- [ACTION ITEM]:
Determine how many lines of the data include the word "value", and write only that number.

■ ■ ■ ■ ■

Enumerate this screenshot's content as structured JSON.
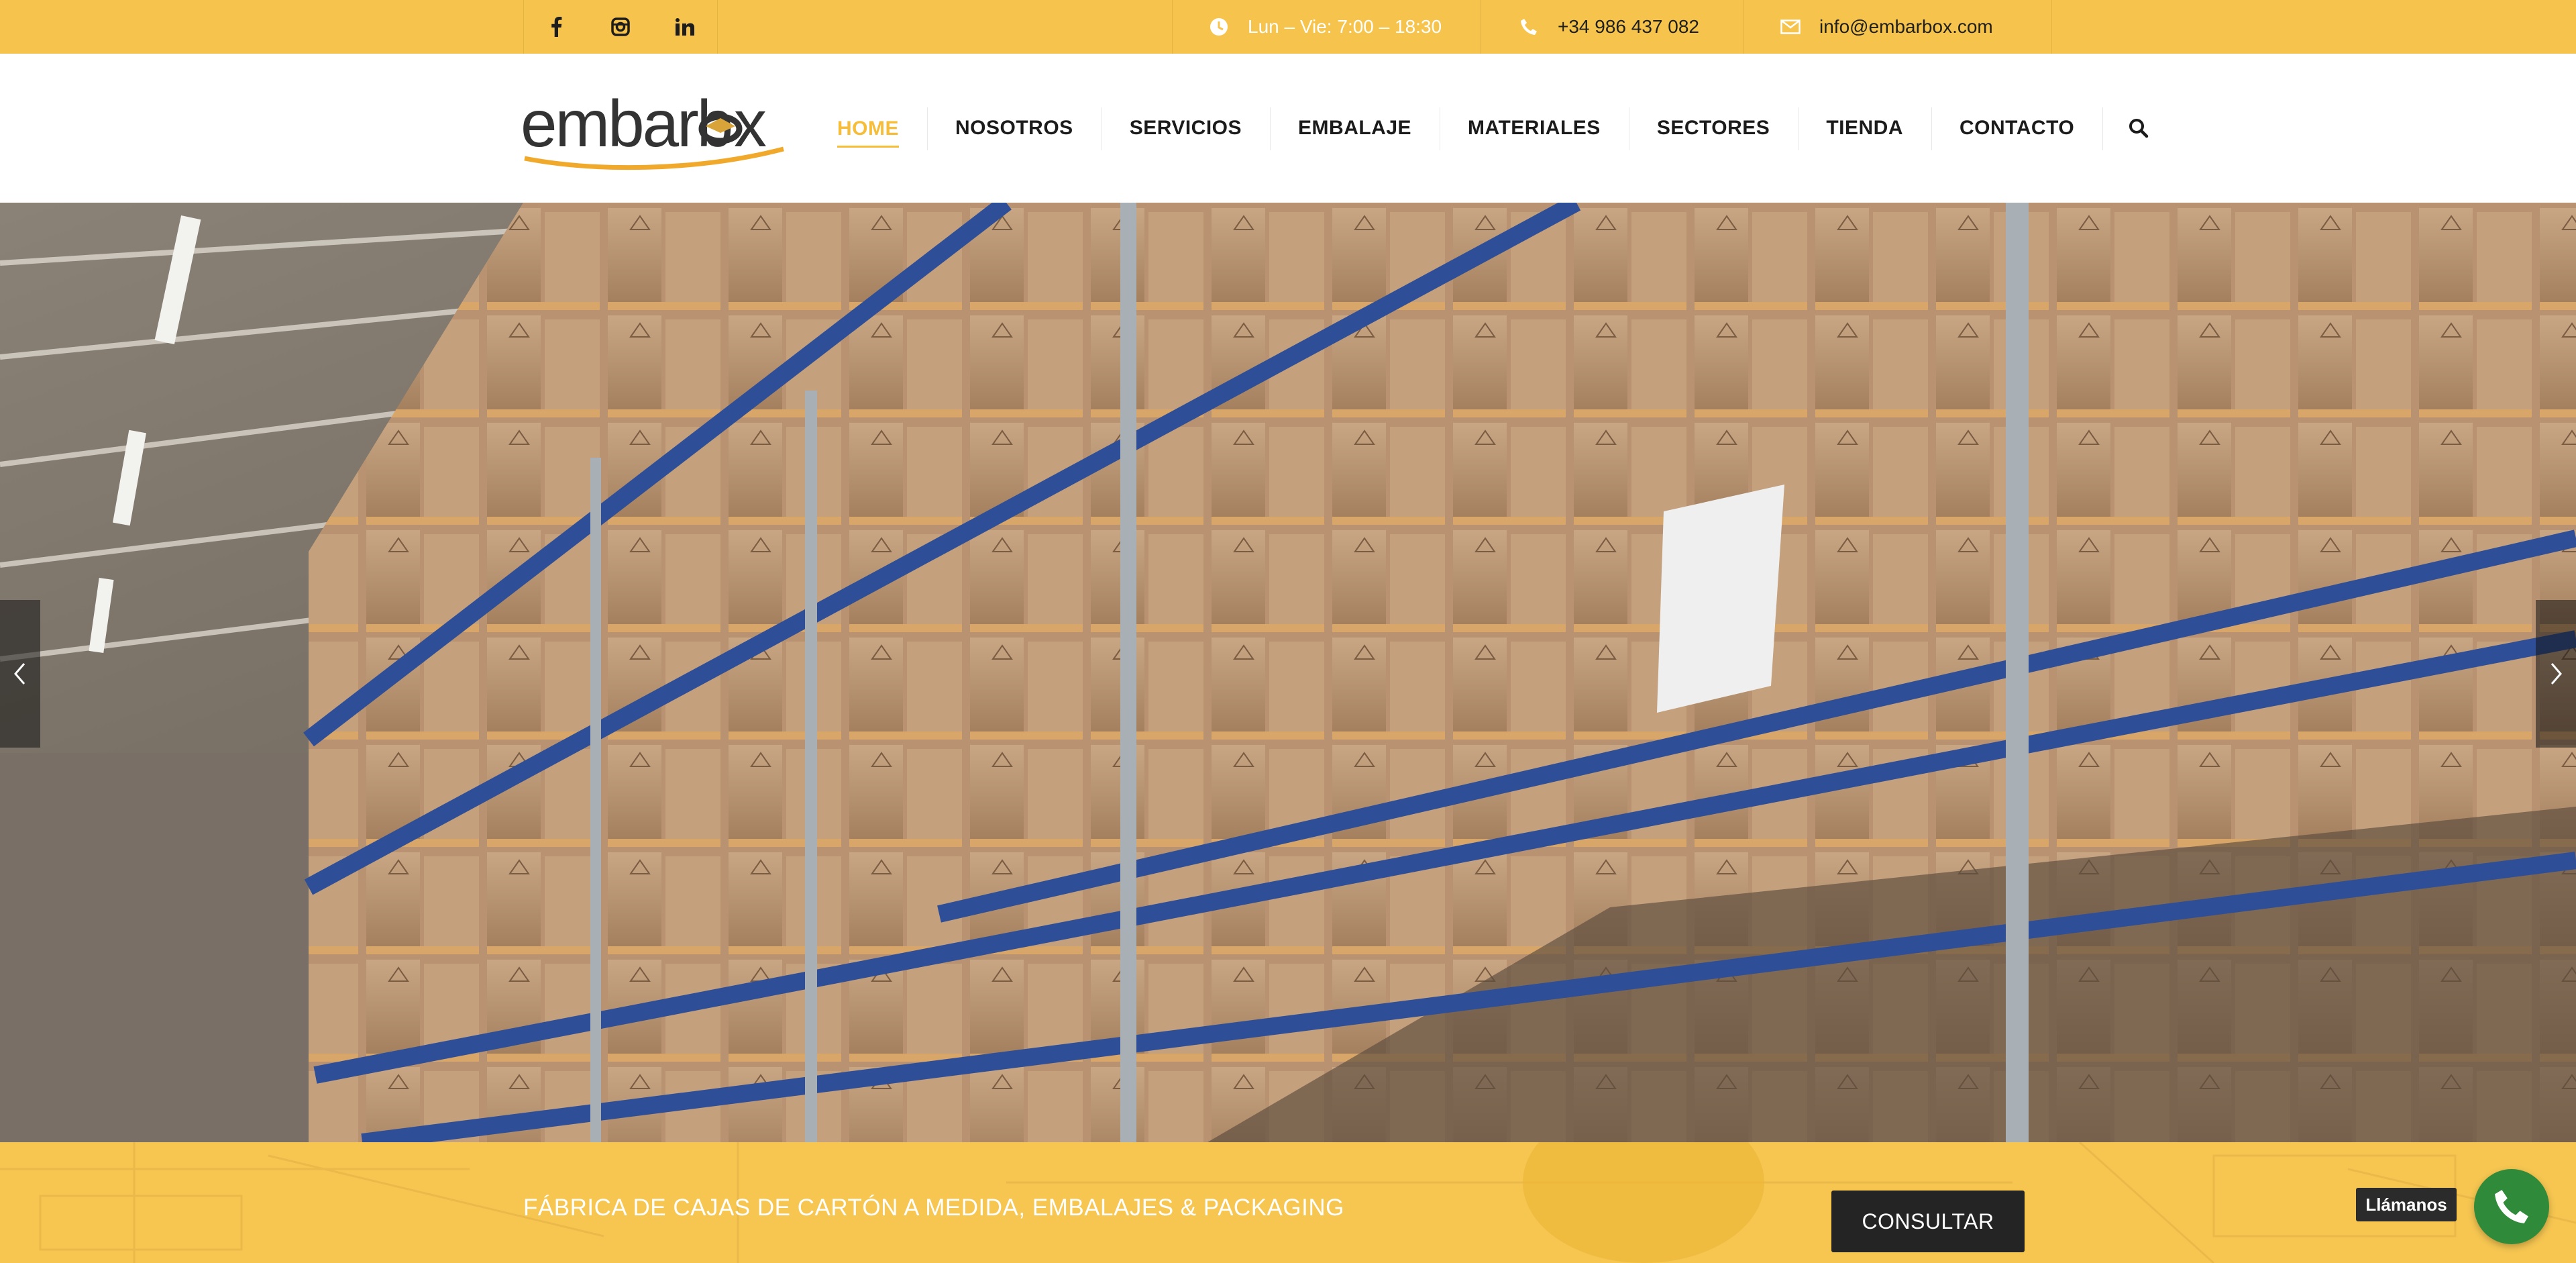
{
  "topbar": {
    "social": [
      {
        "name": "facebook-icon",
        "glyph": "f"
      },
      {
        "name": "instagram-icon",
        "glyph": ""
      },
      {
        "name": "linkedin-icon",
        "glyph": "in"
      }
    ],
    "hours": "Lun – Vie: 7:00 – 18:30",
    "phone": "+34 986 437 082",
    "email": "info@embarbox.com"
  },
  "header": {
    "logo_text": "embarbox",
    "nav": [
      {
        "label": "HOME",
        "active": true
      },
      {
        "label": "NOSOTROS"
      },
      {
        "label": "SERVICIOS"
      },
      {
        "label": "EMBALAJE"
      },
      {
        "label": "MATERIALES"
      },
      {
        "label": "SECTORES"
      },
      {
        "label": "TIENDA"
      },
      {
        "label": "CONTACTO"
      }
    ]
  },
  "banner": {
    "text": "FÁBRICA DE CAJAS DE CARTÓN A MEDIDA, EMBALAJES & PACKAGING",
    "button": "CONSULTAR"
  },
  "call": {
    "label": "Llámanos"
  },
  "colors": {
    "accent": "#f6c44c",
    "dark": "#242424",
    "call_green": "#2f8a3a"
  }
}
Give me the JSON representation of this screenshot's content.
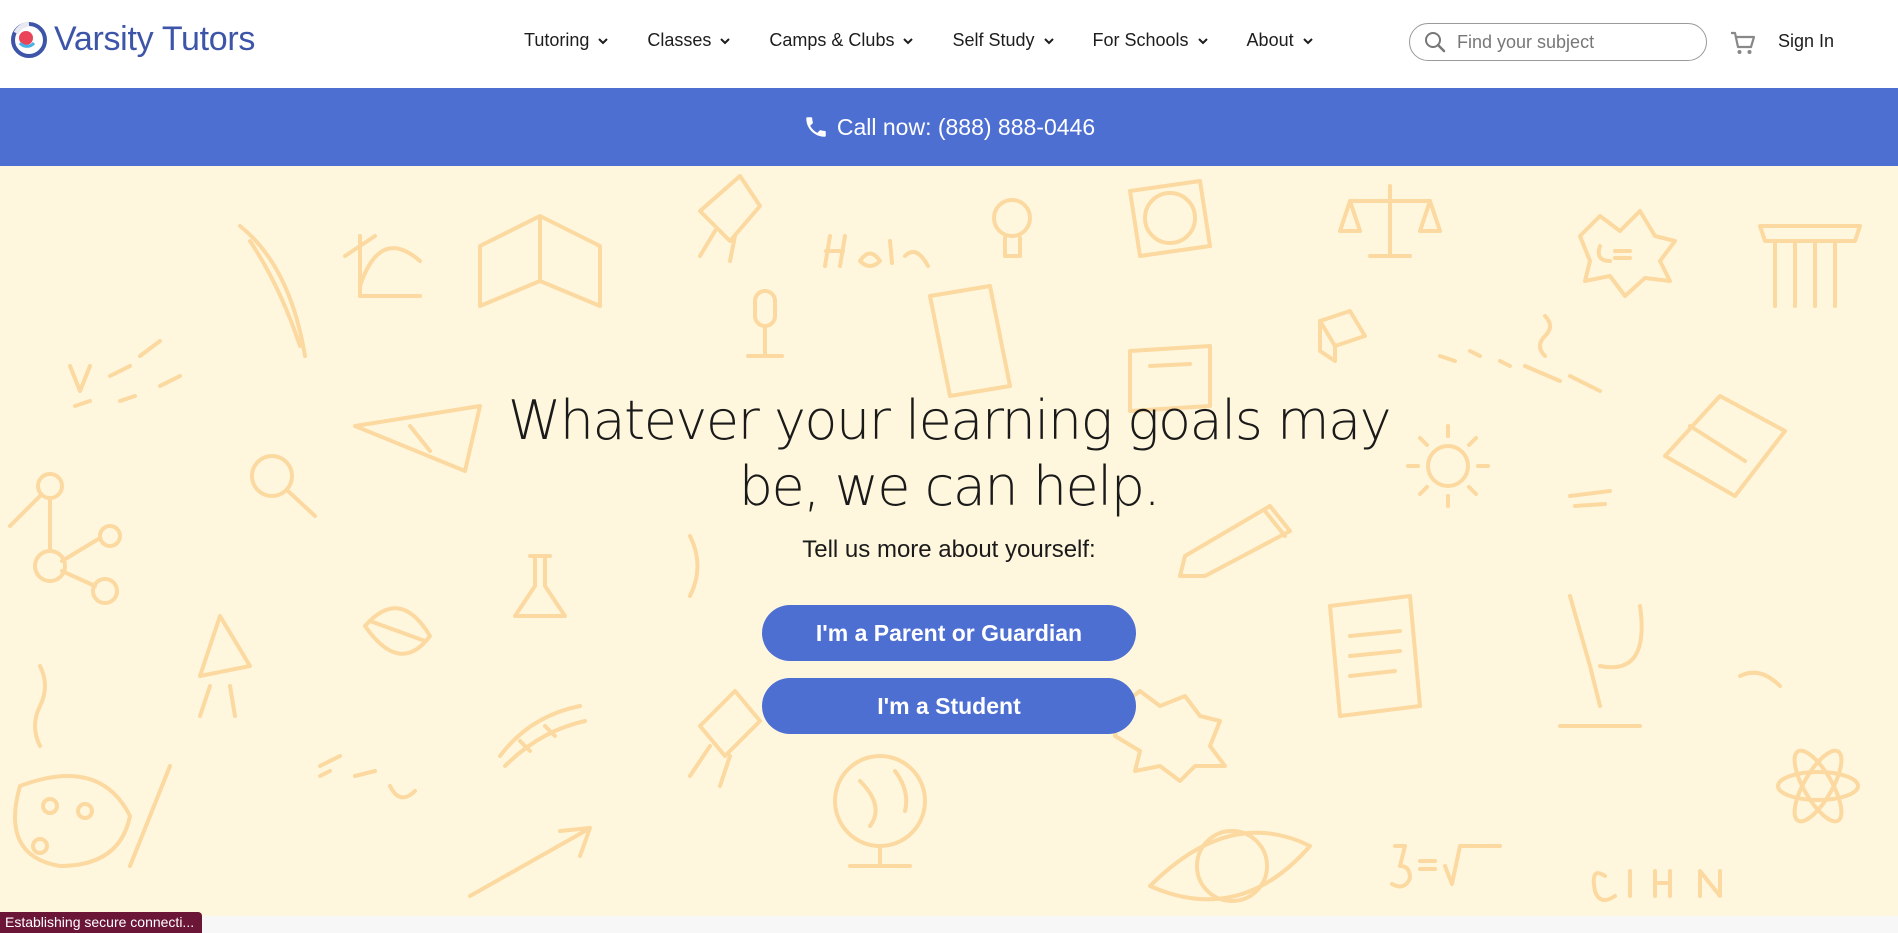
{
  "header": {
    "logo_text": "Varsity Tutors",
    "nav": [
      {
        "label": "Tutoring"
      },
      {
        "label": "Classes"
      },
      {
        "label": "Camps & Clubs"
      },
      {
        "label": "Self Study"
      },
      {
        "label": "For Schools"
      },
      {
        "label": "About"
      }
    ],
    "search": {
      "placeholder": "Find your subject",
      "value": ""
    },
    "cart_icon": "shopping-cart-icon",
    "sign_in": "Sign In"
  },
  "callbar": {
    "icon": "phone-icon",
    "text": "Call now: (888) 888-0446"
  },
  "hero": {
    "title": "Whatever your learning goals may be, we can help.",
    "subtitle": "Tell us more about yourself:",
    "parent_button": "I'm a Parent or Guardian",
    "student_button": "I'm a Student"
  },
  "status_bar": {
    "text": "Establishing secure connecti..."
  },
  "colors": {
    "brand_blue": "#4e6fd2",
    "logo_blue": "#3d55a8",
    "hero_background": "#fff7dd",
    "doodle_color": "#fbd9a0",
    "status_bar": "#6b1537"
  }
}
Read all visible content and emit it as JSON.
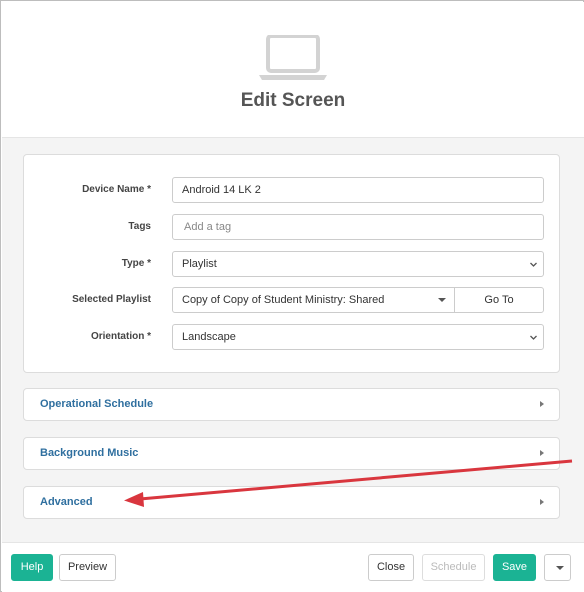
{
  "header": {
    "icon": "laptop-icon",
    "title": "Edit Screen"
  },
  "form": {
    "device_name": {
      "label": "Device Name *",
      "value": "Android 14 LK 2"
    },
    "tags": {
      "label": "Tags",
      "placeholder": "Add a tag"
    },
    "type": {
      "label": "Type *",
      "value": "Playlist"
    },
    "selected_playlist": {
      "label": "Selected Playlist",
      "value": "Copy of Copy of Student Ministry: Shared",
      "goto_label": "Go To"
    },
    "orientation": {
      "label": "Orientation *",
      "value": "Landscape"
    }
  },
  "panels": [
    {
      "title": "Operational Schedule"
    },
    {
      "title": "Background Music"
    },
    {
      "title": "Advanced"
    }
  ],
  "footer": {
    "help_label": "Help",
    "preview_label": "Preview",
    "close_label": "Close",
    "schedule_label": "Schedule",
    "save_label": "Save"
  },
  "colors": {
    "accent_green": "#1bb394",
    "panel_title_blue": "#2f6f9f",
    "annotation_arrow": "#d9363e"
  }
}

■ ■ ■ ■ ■

- [EXERCISE RESULT]:
5